**Task to carry out:**
Scan the entries below for the word "title". Copy each line that has it.

____

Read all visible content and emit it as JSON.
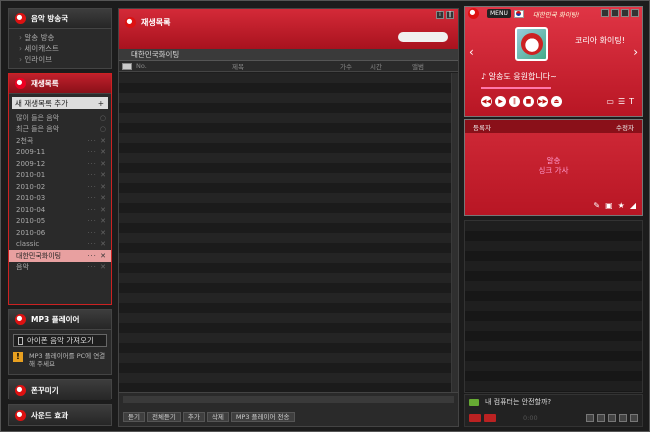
{
  "sidebar": {
    "broadcast": {
      "title": "음악 방송국",
      "items": [
        "알송 방송",
        "세이캐스트",
        "인라이브"
      ]
    },
    "playlist": {
      "title": "재생목록",
      "add_label": "새 재생목록 추가",
      "items": [
        {
          "label": "많이 들은 음악",
          "selected": false
        },
        {
          "label": "최근 들은 음악",
          "selected": false
        },
        {
          "label": "2천곡",
          "selected": false
        },
        {
          "label": "2009-11",
          "selected": false
        },
        {
          "label": "2009-12",
          "selected": false
        },
        {
          "label": "2010-01",
          "selected": false
        },
        {
          "label": "2010-02",
          "selected": false
        },
        {
          "label": "2010-03",
          "selected": false
        },
        {
          "label": "2010-04",
          "selected": false
        },
        {
          "label": "2010-05",
          "selected": false
        },
        {
          "label": "2010-06",
          "selected": false
        },
        {
          "label": "classic",
          "selected": false
        },
        {
          "label": "대한민국화이팅",
          "selected": true
        },
        {
          "label": "음악",
          "selected": false
        }
      ]
    },
    "mp3": {
      "title": "MP3 플레이어",
      "iphone_label": "아이폰 음악 가져오기",
      "info": "MP3 플레이어를 PC에 연결해 주세요"
    },
    "phone": {
      "title": "폰꾸미기"
    },
    "sound": {
      "title": "사운드 효과"
    }
  },
  "center": {
    "title": "재생목록",
    "playlist_name": "대한민국화이팅",
    "columns": [
      "No.",
      "제목",
      "가수",
      "시간",
      "앨범"
    ],
    "buttons": [
      "듣기",
      "전체듣기",
      "추가",
      "삭제",
      "MP3 플레이어 전송"
    ]
  },
  "player": {
    "menu_label": "MENU",
    "title": "대한민국 화이팅!",
    "song": "코리아 화이팅!",
    "now_playing": "알송도 응원합니다~"
  },
  "lyrics": {
    "left_label": "등록자",
    "right_label": "수정자",
    "line1": "알송",
    "line2": "싱크 가사"
  },
  "status": {
    "safety": "내 컴퓨터는 안전할까?",
    "time": "0:00"
  },
  "colors": {
    "accent": "#d42a38",
    "selected_row": "#e8a0a0"
  }
}
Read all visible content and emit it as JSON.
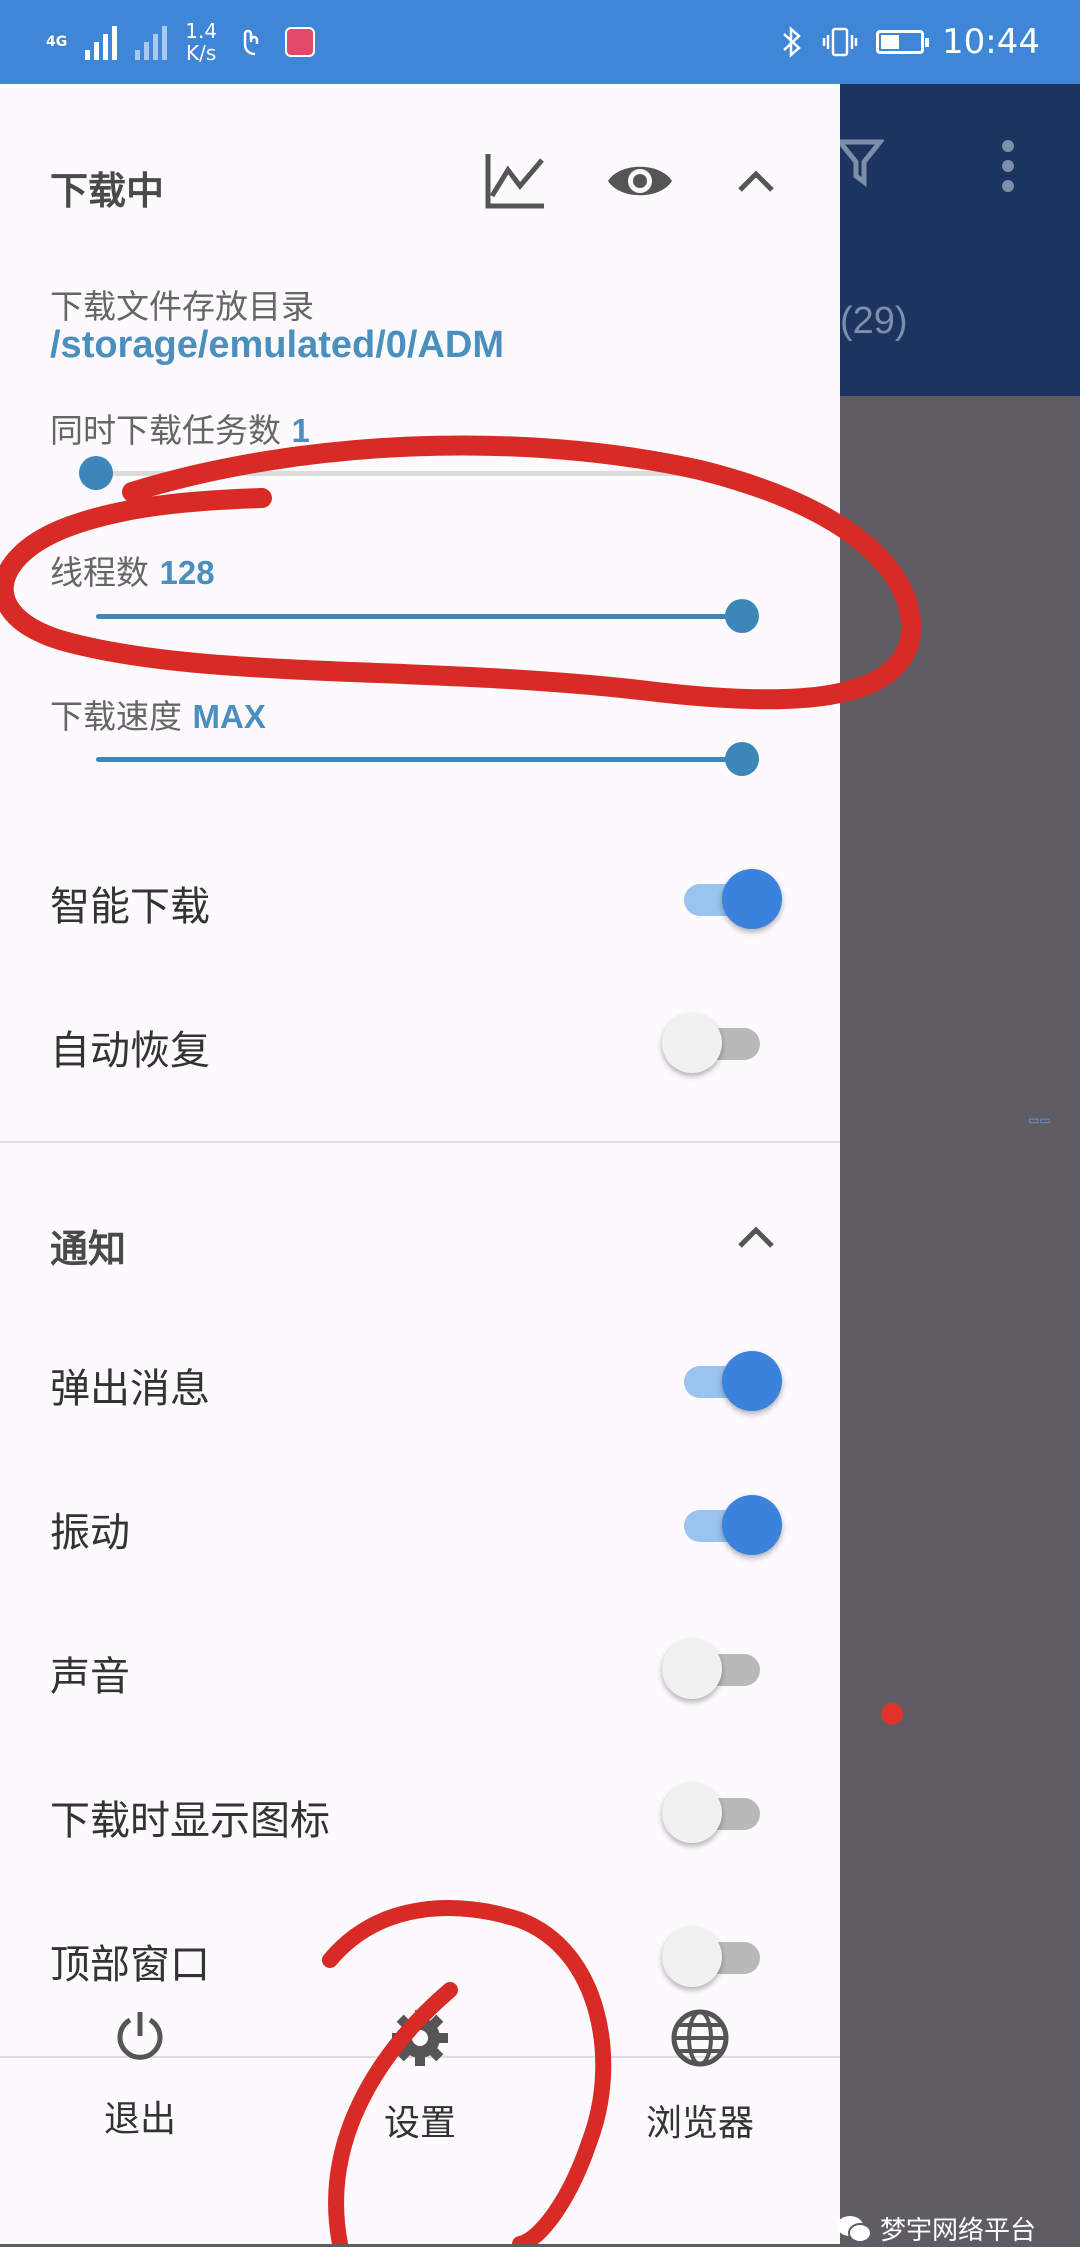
{
  "status_bar": {
    "network_type": "4G",
    "net_speed_value": "1.4",
    "net_speed_unit": "K/s",
    "time": "10:44"
  },
  "drawer": {
    "downloading_section": {
      "title": "下载中",
      "storage_label": "下载文件存放目录",
      "storage_path": "/storage/emulated/0/ADM",
      "concurrent_label": "同时下载任务数",
      "concurrent_value": "1",
      "concurrent_level": 0.0,
      "threads_label": "线程数",
      "threads_value": "128",
      "threads_level": 1.0,
      "speed_label": "下载速度",
      "speed_value": "MAX",
      "speed_level": 1.0,
      "smart_download_label": "智能下载",
      "smart_download_on": true,
      "auto_resume_label": "自动恢复",
      "auto_resume_on": false
    },
    "notify_section": {
      "title": "通知",
      "popup_label": "弹出消息",
      "popup_on": true,
      "vibrate_label": "振动",
      "vibrate_on": true,
      "sound_label": "声音",
      "sound_on": false,
      "show_icon_label": "下载时显示图标",
      "show_icon_on": false,
      "top_window_label": "顶部窗口",
      "top_window_on": false
    },
    "bottom_nav": {
      "exit_label": "退出",
      "settings_label": "设置",
      "browser_label": "浏览器"
    }
  },
  "underlay": {
    "count_text": "(29)"
  },
  "watermark": {
    "text": "梦宇网络平台"
  },
  "colors": {
    "status_bar": "#3f86d6",
    "accent": "#3a82dc",
    "value_text": "#4b8fbf",
    "annotation": "#d92b25"
  }
}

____

**Answer to this problem:**
      "title": "음악 방송국",
      "title": "재생목록",
      "title": "MP3 플레이어",
      "title": "폰꾸미기"
      "title": "사운드 효과"
    "title": "재생목록",
    "title": "대한민국 화이팅!",
      "title": "下载中",
      "title": "通知",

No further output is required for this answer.